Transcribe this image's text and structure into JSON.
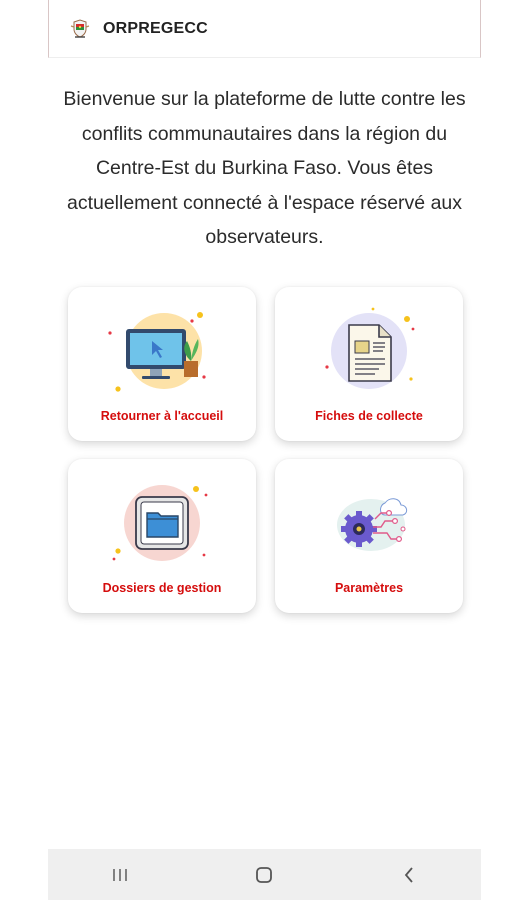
{
  "app": {
    "title": "ORPREGECC",
    "logo_icon": "coat-of-arms-icon"
  },
  "welcome": {
    "text": "Bienvenue sur la plateforme de lutte contre les conflits communautaires dans la région du Centre-Est du Burkina Faso. Vous êtes actuellement connecté à l'espace réservé aux observateurs."
  },
  "menu": {
    "items": [
      {
        "label": "Retourner à l'accueil",
        "icon": "computer-home-icon",
        "accent": "#fde2a8"
      },
      {
        "label": "Fiches de collecte",
        "icon": "document-form-icon",
        "accent": "#e3e2f7"
      },
      {
        "label": "Dossiers de gestion",
        "icon": "folder-icon",
        "accent": "#f7d6d1"
      },
      {
        "label": "Paramètres",
        "icon": "settings-gear-icon",
        "accent": "#e4f1ef"
      }
    ]
  },
  "colors": {
    "label_red": "#d50d0d",
    "text_dark": "#2b2b2b",
    "nav_bg": "#efefef"
  },
  "navigation": {
    "recents_icon": "recents-icon",
    "home_icon": "home-icon",
    "back_icon": "back-icon"
  }
}
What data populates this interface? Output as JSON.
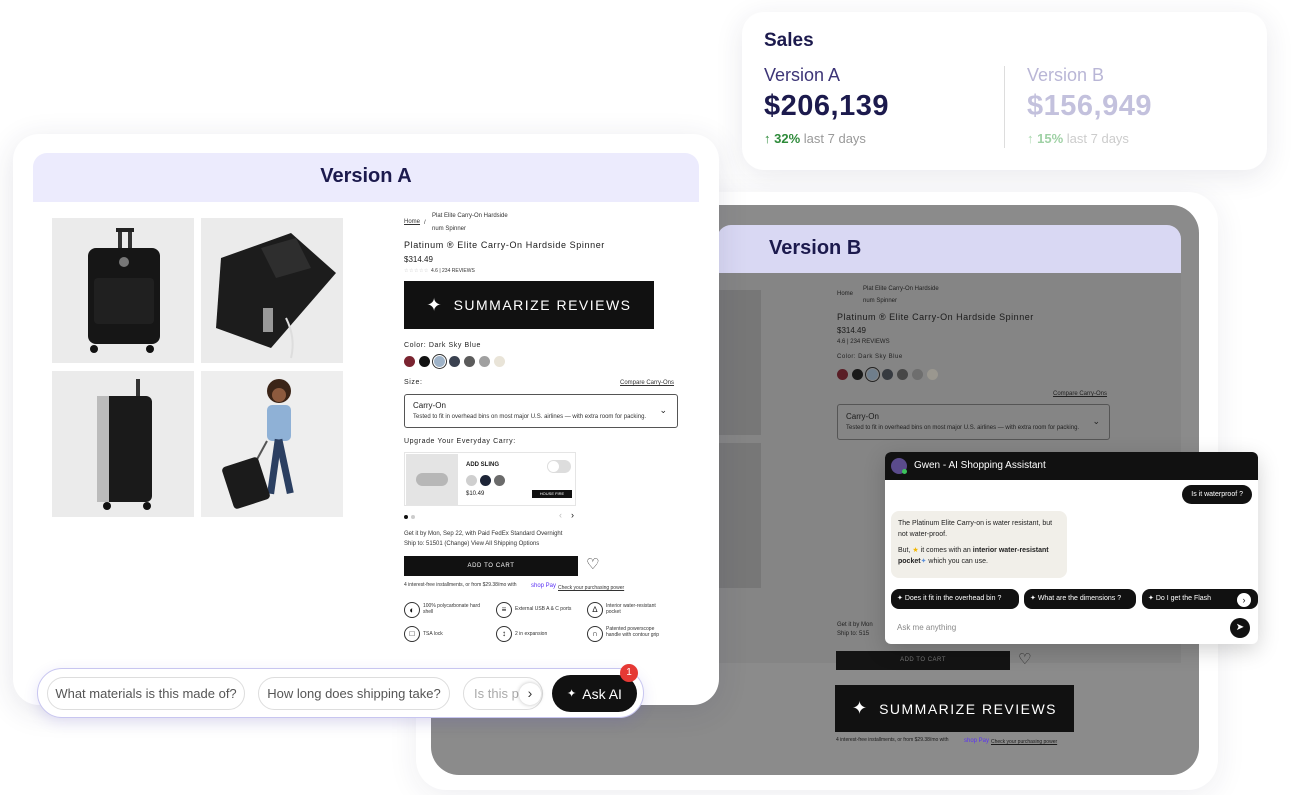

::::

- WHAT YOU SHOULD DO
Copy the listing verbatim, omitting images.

- ANSWER BOX
Transcribe this image's text and structure into JSON.
{
  "app": {
    "title": "ORPREGECC",
    "logo_icon": "coat-of-arms-icon"
  },
  "welcome": {
    "text": "Bienvenue sur la plateforme de lutte contre les conflits communautaires dans la région du Centre-Est du Burkina Faso. Vous êtes actuellement connecté à l'espace réservé aux observateurs."
  },
  "menu": {
    "items": [
      {
        "label": "Retourner à l'accueil",
        "icon": "computer-home-icon",
        "accent": "#fde2a8"
      },
      {
        "label": "Fiches de collecte",
        "icon": "document-form-icon",
        "accent": "#e3e2f7"
      },
      {
        "label": "Dossiers de gestion",
        "icon": "folder-icon",
        "accent": "#f7d6d1"
      },
      {
        "label": "Paramètres",
        "icon": "settings-gear-icon",
        "accent": "#e4f1ef"
      }
    ]
  },
  "colors": {
    "label_red": "#d50d0d",
    "text_dark": "#2b2b2b",
    "nav_bg": "#efefef"
  },
  "navigation": {
    "recents_icon": "recents-icon",
    "home_icon": "home-icon",
    "back_icon": "back-icon"
  }
}
What data populates this interface? Output as JSON.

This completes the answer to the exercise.